* **WORK ITEM**
Where an entry holds an image, skip the image but reproduce the rest word for word.

App and web page records:
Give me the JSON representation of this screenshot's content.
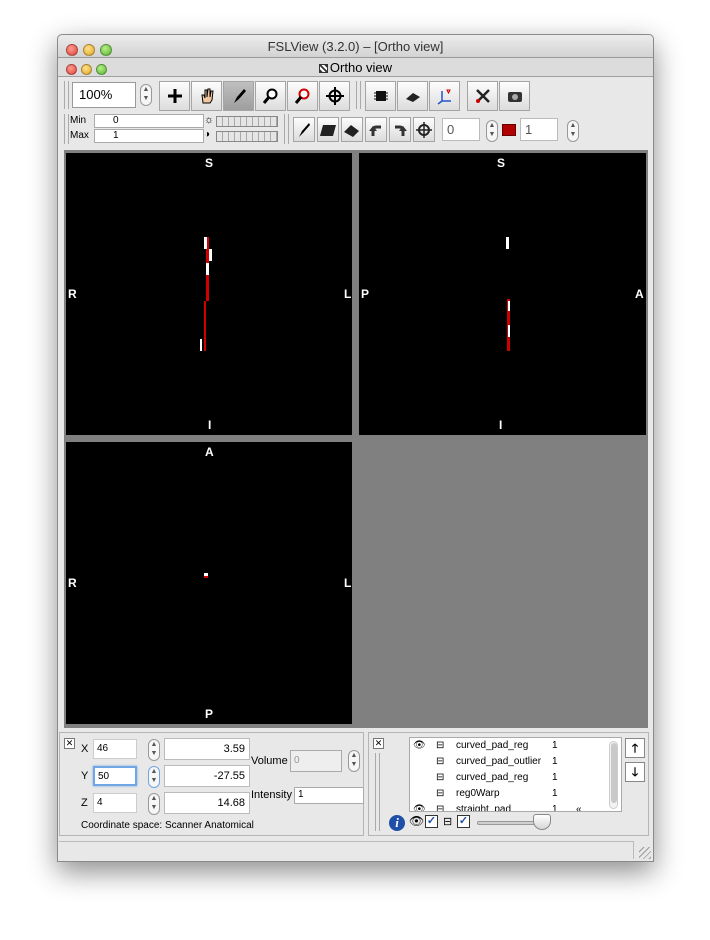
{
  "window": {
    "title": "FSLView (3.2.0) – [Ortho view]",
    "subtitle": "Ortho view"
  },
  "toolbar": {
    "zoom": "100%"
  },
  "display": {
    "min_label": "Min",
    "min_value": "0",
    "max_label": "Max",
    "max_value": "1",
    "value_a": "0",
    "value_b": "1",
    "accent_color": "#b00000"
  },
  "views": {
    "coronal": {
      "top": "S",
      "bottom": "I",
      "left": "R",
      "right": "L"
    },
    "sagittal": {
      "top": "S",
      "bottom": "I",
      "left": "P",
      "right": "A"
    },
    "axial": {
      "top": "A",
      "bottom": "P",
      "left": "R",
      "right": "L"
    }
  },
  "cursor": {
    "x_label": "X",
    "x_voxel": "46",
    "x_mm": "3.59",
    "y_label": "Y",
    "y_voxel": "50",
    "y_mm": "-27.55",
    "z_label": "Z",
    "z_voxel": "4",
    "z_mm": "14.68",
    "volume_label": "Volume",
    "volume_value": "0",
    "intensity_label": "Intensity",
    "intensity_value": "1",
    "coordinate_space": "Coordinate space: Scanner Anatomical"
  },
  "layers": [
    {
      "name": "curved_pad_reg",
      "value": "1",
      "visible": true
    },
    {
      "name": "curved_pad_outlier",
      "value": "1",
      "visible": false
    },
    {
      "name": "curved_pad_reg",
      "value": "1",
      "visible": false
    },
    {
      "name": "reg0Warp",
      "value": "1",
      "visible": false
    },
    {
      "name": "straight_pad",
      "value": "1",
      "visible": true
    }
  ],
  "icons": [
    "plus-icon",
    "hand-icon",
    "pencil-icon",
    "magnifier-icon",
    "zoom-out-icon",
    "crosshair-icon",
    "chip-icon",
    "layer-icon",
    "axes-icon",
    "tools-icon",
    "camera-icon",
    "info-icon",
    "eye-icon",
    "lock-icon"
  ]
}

* **SOLUTION FOR THIS PROBLEM**
Give me the JSON representation of this screenshot's content.
{
  "window": {
    "title": "FSLView (3.2.0) – [Ortho view]",
    "subtitle": "Ortho view"
  },
  "toolbar": {
    "zoom": "100%"
  },
  "display": {
    "min_label": "Min",
    "min_value": "0",
    "max_label": "Max",
    "max_value": "1",
    "value_a": "0",
    "value_b": "1",
    "accent_color": "#b00000"
  },
  "views": {
    "coronal": {
      "top": "S",
      "bottom": "I",
      "left": "R",
      "right": "L"
    },
    "sagittal": {
      "top": "S",
      "bottom": "I",
      "left": "P",
      "right": "A"
    },
    "axial": {
      "top": "A",
      "bottom": "P",
      "left": "R",
      "right": "L"
    }
  },
  "cursor": {
    "x_label": "X",
    "x_voxel": "46",
    "x_mm": "3.59",
    "y_label": "Y",
    "y_voxel": "50",
    "y_mm": "-27.55",
    "z_label": "Z",
    "z_voxel": "4",
    "z_mm": "14.68",
    "volume_label": "Volume",
    "volume_value": "0",
    "intensity_label": "Intensity",
    "intensity_value": "1",
    "coordinate_space": "Coordinate space: Scanner Anatomical"
  },
  "layers": [
    {
      "name": "curved_pad_reg",
      "value": "1",
      "visible": true
    },
    {
      "name": "curved_pad_outlier",
      "value": "1",
      "visible": false
    },
    {
      "name": "curved_pad_reg",
      "value": "1",
      "visible": false
    },
    {
      "name": "reg0Warp",
      "value": "1",
      "visible": false
    },
    {
      "name": "straight_pad",
      "value": "1",
      "visible": true
    }
  ],
  "icons": [
    "plus-icon",
    "hand-icon",
    "pencil-icon",
    "magnifier-icon",
    "zoom-out-icon",
    "crosshair-icon",
    "chip-icon",
    "layer-icon",
    "axes-icon",
    "tools-icon",
    "camera-icon",
    "info-icon",
    "eye-icon",
    "lock-icon"
  ]
}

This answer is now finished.